SL: I was the treasurer for South Windsor Democratic Town Committee for four years, so I got into the details of how campaigns are regulated and financed, just kind of on the side, as a volunteer. I’m the chairman of Hockanum and River District in the Boy Scouts in Connecticut. I have a responsibility for the programming for 1,000 adult volunteers and 2,100 youth, and I do a lot of training of adult volunteers in conservation and computers in scouting. My Trinity background of being a teaching assistant for international law was an important experience, foundational experience for me both professionally and personally and helped me become a better trainer and presenter.
BL: You’ve answered a lot of the questions I had through your conversation, but is there anything else you would like to mention or would like Trinity to be aware of?
SL: I’m on the Legislative Committee for the Sierra Club, Connecticut chapter. I’m also working on a state legislation relating to renewable energy and reducing carbon emissions. That’s kind of my passion right now, environmental activism. And I got that from Trinity, too, because when I was at Trinity, I took environmental law with a very distinguished visiting professor, Russell Brenneman, who was one of Connecticut’s leading environmental lawyers at the time. I credit my Trinity experience for a lot of the things I do today because a lot of my papers in the political science realm were around environmentalism at the time.
A political science major or a major in history or the classics or any other Liberal Arts program is still a very worthwhile investment. Employers are looking for well-rounded, articulate, well-read, curious, self-motivated people, and the degree that they have in a specific educational focus is probably not as important to them as the type of person and the general skills that they have when they come out of college.
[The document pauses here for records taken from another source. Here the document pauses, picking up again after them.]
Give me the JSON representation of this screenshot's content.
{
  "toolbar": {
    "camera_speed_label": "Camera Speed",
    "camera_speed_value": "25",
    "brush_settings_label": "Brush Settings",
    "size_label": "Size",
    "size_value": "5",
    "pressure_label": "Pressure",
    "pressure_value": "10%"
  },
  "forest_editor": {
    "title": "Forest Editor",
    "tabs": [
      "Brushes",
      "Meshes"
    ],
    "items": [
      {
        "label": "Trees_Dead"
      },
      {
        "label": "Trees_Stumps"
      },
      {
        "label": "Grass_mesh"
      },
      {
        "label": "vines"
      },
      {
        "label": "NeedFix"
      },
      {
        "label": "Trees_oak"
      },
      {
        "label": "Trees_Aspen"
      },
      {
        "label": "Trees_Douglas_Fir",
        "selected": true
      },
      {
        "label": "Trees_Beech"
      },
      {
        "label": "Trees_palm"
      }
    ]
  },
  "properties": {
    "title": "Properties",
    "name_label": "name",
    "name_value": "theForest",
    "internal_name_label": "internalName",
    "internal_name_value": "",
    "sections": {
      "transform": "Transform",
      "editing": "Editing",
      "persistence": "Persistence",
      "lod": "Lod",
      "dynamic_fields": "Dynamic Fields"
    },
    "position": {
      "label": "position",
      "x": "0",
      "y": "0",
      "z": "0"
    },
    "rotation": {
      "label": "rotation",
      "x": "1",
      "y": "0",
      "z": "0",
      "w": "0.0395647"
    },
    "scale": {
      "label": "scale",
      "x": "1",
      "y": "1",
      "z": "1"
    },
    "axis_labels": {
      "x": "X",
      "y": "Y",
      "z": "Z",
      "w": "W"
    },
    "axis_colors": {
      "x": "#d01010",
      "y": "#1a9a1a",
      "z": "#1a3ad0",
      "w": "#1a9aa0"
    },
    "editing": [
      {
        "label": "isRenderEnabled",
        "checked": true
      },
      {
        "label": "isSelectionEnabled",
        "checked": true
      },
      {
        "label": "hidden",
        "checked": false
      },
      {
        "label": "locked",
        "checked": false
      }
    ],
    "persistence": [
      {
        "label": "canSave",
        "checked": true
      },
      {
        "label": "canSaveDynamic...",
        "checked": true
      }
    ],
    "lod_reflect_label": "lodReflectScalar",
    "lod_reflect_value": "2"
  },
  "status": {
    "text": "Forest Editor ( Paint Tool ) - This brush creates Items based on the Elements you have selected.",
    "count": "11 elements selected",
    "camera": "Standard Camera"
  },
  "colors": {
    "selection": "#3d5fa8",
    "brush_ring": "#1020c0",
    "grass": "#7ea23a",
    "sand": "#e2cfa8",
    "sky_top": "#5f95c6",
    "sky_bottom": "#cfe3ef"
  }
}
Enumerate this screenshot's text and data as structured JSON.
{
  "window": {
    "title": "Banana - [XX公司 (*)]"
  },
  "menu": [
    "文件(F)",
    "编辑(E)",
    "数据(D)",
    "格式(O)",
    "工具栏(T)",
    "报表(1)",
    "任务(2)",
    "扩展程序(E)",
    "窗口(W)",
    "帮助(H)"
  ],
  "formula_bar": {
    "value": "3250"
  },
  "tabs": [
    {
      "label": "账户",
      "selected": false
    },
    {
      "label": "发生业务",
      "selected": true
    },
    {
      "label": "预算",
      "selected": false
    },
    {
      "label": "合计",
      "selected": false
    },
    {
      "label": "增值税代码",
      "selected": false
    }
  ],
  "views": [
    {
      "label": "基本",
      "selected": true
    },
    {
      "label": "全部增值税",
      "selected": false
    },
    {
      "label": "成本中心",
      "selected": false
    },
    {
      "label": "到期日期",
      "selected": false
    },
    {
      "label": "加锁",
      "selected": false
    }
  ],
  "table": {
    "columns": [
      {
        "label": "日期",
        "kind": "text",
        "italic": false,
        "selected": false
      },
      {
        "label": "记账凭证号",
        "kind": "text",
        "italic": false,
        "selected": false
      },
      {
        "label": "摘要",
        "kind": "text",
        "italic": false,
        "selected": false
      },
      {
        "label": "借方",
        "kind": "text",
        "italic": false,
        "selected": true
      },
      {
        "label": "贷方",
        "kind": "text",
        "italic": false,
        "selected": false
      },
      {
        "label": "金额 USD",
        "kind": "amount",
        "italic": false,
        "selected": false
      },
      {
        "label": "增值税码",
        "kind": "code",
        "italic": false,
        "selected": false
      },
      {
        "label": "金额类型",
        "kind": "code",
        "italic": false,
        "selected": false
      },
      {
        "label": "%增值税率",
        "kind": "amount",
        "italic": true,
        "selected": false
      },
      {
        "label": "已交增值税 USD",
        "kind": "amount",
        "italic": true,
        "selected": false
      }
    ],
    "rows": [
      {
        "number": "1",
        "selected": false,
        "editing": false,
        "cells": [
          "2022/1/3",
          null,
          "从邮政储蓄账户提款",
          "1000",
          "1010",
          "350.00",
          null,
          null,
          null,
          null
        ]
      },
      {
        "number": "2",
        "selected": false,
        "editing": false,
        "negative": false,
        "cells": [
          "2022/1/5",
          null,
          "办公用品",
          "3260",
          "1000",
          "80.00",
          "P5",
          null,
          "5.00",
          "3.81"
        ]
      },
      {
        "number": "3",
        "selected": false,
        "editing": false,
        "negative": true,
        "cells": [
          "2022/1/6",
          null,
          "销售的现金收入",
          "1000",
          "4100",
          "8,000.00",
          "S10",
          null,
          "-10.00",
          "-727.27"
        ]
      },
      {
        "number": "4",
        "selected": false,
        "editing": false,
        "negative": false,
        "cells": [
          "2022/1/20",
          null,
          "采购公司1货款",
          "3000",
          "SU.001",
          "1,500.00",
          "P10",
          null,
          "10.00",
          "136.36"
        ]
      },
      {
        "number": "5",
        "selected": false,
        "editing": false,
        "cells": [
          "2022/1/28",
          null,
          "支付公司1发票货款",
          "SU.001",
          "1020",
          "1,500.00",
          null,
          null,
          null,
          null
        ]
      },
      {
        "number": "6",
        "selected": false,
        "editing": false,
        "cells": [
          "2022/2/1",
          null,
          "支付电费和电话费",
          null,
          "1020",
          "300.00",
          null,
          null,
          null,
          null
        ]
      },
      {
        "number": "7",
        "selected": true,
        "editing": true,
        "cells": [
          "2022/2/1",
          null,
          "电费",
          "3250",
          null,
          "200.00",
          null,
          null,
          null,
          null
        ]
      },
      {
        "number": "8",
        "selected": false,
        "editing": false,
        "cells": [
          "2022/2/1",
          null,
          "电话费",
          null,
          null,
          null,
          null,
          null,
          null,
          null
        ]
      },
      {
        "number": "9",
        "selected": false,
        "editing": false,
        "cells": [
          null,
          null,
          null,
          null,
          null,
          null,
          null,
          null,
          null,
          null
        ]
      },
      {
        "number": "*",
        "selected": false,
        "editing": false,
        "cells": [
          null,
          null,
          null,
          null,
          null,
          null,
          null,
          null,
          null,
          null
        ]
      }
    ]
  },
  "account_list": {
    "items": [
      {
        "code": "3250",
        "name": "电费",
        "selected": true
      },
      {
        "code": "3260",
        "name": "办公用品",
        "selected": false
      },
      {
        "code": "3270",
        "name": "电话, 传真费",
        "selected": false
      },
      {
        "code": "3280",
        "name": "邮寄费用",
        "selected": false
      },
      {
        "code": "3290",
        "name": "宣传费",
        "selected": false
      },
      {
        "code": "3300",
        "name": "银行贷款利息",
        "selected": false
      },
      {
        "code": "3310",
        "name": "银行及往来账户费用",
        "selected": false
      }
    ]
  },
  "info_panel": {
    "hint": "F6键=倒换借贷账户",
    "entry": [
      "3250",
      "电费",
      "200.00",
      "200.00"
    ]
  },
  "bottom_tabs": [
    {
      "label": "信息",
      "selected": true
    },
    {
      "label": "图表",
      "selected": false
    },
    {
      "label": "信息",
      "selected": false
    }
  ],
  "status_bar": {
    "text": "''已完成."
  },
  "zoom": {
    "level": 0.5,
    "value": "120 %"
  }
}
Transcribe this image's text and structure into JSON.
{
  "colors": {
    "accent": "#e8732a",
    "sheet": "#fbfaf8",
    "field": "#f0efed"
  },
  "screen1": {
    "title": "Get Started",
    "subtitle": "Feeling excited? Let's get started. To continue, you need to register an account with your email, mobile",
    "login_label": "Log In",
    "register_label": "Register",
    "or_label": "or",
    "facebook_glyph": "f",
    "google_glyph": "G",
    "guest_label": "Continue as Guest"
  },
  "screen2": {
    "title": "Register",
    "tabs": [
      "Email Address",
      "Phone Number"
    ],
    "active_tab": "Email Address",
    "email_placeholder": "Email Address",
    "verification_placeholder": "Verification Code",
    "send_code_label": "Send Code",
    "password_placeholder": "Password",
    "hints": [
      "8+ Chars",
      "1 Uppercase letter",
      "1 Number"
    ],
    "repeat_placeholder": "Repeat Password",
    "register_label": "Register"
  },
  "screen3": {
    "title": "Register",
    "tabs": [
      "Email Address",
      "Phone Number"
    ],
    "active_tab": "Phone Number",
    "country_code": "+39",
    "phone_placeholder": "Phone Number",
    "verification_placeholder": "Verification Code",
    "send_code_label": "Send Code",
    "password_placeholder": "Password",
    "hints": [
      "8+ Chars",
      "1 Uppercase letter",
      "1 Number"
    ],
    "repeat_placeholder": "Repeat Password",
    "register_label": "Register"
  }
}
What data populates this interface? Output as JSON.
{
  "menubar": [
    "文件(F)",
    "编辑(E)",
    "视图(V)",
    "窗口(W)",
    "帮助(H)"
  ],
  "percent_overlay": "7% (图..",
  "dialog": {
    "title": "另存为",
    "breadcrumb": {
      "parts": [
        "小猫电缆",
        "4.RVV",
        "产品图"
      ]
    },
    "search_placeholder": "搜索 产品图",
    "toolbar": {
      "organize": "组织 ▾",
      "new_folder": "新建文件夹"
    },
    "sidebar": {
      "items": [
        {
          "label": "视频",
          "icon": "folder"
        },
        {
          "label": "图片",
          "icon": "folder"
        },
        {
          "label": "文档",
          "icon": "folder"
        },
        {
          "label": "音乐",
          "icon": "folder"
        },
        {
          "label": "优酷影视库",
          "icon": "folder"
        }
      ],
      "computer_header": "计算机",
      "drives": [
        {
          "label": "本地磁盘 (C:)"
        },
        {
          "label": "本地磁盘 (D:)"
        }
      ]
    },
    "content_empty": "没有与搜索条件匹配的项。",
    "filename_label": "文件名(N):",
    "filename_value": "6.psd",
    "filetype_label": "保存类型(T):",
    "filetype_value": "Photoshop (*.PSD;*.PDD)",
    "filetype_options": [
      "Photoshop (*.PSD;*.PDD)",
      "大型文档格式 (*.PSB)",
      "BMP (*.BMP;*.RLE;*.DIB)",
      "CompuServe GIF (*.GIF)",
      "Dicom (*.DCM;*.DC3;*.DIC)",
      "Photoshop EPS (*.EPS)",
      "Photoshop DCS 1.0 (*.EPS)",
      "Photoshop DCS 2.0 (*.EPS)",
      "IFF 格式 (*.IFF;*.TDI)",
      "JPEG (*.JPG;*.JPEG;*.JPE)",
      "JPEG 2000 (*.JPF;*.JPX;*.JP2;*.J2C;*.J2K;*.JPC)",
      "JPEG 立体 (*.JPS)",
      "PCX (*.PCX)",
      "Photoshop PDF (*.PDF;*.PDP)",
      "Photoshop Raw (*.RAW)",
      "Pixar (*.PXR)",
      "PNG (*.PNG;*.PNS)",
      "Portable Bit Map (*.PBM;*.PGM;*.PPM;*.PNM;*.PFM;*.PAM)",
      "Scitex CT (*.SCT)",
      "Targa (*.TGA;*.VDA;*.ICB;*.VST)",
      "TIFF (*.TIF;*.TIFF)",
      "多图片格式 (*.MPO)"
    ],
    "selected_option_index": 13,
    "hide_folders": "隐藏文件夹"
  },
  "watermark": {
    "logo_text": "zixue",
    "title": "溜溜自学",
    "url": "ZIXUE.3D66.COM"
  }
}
I fully think a Trinity education is highly relevant and valuable.